Above all, he emphasised the education of the people of his state. Indeed, he was instrumental in the establishment of the Specialist Training College, formerly the Winneba Teacher-Training College, where he also served as a member of the Board of Governors for a considerable number of years. During his reign, primary and middle schools increased in number and sizes. Several educational institutions sprang up in Winneba, among others, the Winneba Secondary School, the Advanced Teacher Training College, formerly the Kwame Nkrumah Ideological Institute, and the Ghana National Academy of Music. Little wonder that Winneba ranks so high among important educational centres in Ghana! Of course, the proper spiritual upkeep of his people was also a major preoccupation of his. He preached in all churches in Winneba and encouraged many into accepting the Christian faith and practices.

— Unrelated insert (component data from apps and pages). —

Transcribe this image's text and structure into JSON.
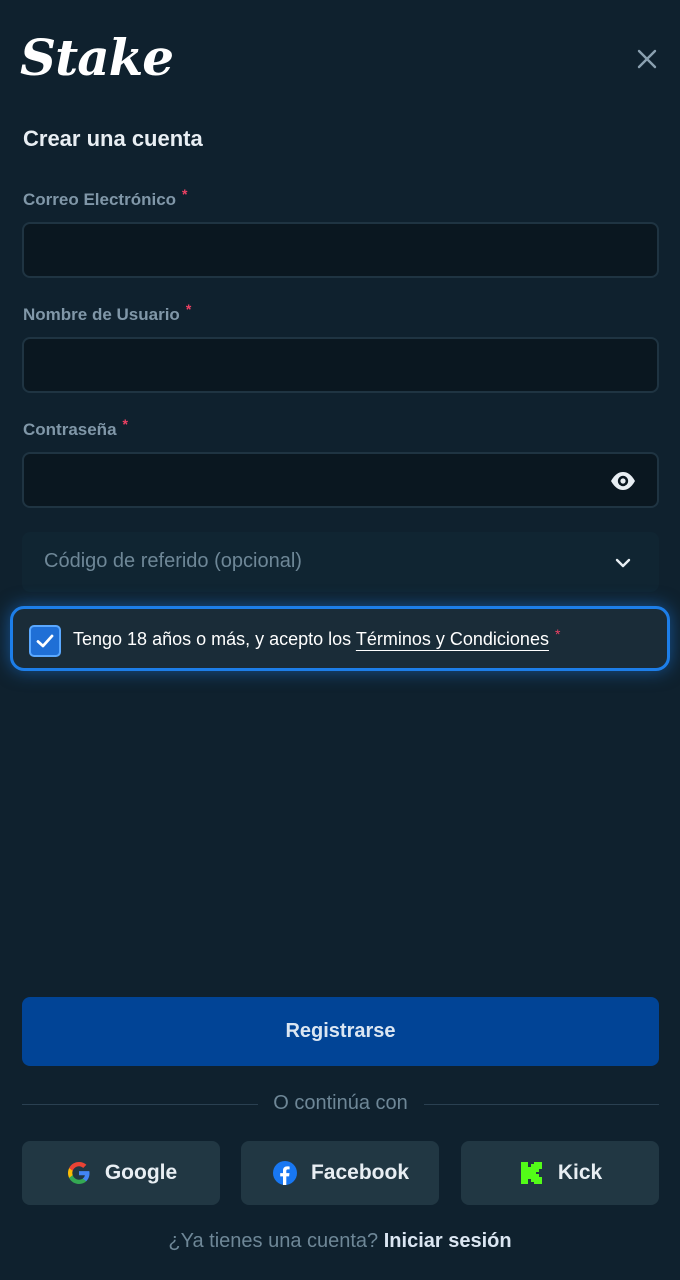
{
  "brand": {
    "logo_text": "Stake"
  },
  "modal": {
    "title": "Crear una cuenta",
    "close_icon": "close-icon"
  },
  "form": {
    "email": {
      "label": "Correo Electrónico",
      "required_mark": "*",
      "value": "",
      "placeholder": ""
    },
    "username": {
      "label": "Nombre de Usuario",
      "required_mark": "*",
      "value": "",
      "placeholder": ""
    },
    "password": {
      "label": "Contraseña",
      "required_mark": "*",
      "value": "",
      "placeholder": "",
      "toggle_icon": "eye-icon"
    },
    "referral": {
      "label": "Código de referido (opcional)",
      "expand_icon": "chevron-down-icon"
    },
    "terms": {
      "checked": true,
      "text": "Tengo 18 años o más, y acepto los",
      "link": "Términos y Condiciones",
      "required_mark": "*"
    },
    "submit_label": "Registrarse"
  },
  "social": {
    "divider_text": "O continúa con",
    "providers": [
      {
        "label": "Google",
        "icon": "google-icon"
      },
      {
        "label": "Facebook",
        "icon": "facebook-icon"
      },
      {
        "label": "Kick",
        "icon": "kick-icon"
      }
    ]
  },
  "footer": {
    "question": "¿Ya tienes una cuenta?",
    "signin_label": "Iniciar sesión"
  },
  "colors": {
    "background": "#0f212e",
    "input_bg": "#0a1720",
    "primary_button": "#014496",
    "checkbox_accent": "#1d7ee8",
    "required": "#ed4163",
    "kick_green": "#53fc18"
  }
}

For him it was an apt opportunity to serve creditably as a chaplain on the then Joint Provincial Council of Chiefs and the present Central Regional House of Chiefs. He believed in the equality of man and woman and the proper care for each other, and therefore many who brought their marriages to him to be dissolved left for their homes more united than before. On 30th April 1952, Neenyi Ghartey V abdicated with the reason that he thought his training and philosophy of life were not the type wanted by the Effutu people. But in 1953 he was recaptured and re-enstooled.
From then on, he ruled peacefully until 1971 when the tide turned against him. A section of the people, in his absence, declared him destooled on the charges that he had allowed the introduction of matrilineal inheritance; that he did not performed fetish rites, and therefore had broken the oath he swore to his people. This was the beginning of chieftaincy trouble which lingered for seven years. On April 19, 1977, while the issue was pending in the court of the National House of Chiefs in Kumasi, after a sordid trial in Cape Coast, the Ministry of Local Government issued a bulletin withdrawing Government’s recognition of him.
At this point Neenyi Ghartey V, advanced in age, weak and ill, tendered in an Instrument of Abdication to the Royal Kingmakers of Winneba. As a Reverend Minister, he was humble, patient, sincere, kind and God fearing. As an Odefe, he remained still humble, simple, unassuming and sympathetic.
He was admirable for his singular tenacity of purpose and importunity even in senility. Gyatekuma died at 89, the oldest Odefe to have reigned in the history of the Effutus. It is significant to observe that as if by human design but rather by God’s own grace, Gyatekuma gave equal slices of his active life to the Church and State: thirty-one “splendid years” to the Methodist Church and thirty-one determined years to the Effutu State. He was baptised into life on 8th October, 1889 and also baptised into eternal rest on 8th October 1977. In the evening of his life as the storms roared beside him he faithfully kept one text from Scripture:
"I know whom I have believed and I am persuaded that He is able
to keep that which I have committed unto Him till that day"
Reverend Ghartey loved singing and his favourite song at the close of his life was:
“How sweet the name of Jesus sounds in a believer’s ear!
it soothes his sorrows, heals his wounds and drives away his fears”.
He was a man who stood for what he believed. Gyatekuma stood for truth and lived by it; lived and died in it.